Goal of the exercise:
An exact copy of every record is the expected answer.

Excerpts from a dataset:
======
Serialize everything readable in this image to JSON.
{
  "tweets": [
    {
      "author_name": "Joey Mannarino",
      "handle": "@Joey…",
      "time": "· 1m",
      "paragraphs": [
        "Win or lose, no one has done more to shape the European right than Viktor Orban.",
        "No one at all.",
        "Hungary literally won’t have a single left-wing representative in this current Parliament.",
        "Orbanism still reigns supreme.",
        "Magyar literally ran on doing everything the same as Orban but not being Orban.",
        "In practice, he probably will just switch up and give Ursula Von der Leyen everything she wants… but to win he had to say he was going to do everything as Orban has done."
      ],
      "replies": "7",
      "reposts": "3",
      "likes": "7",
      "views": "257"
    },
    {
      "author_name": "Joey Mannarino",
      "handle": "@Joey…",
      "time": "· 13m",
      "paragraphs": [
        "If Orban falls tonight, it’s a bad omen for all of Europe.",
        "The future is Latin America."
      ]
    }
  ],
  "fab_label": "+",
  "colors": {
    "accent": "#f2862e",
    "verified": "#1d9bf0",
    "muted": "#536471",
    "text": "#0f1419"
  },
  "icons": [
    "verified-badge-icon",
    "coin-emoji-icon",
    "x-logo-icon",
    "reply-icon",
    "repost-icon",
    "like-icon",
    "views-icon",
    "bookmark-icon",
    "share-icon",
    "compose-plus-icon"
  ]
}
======
Answer section:
Serialize everything readable in this image to JSON.
{
  "tweets": [
    {
      "author_name": "Joey Mannarino",
      "handle": "@Joey…",
      "time": "· 1m",
      "paragraphs": [
        "Win or lose, no one has done more to shape the European right than Viktor Orban.",
        "No one at all.",
        "Hungary literally won’t have a single left-wing representative in this current Parliament.",
        "Orbanism still reigns supreme.",
        "Magyar literally ran on doing everything the same as Orban but not being Orban.",
        "In practice, he probably will just switch up and give Ursula Von der Leyen everything she wants… but to win he had to say he was going to do everything as Orban has done."
      ],
      "replies": "7",
      "reposts": "3",
      "likes": "7",
      "views": "257"
    },
    {
      "author_name": "Joey Mannarino",
      "handle": "@Joey…",
      "time": "· 13m",
      "paragraphs": [
        "If Orban falls tonight, it’s a bad omen for all of Europe.",
        "The future is Latin America."
      ]
    }
  ],
  "fab_label": "+",
  "colors": {
    "accent": "#f2862e",
    "verified": "#1d9bf0",
    "muted": "#536471",
    "text": "#0f1419"
  },
  "icons": [
    "verified-badge-icon",
    "coin-emoji-icon",
    "x-logo-icon",
    "reply-icon",
    "repost-icon",
    "like-icon",
    "views-icon",
    "bookmark-icon",
    "share-icon",
    "compose-plus-icon"
  ]
}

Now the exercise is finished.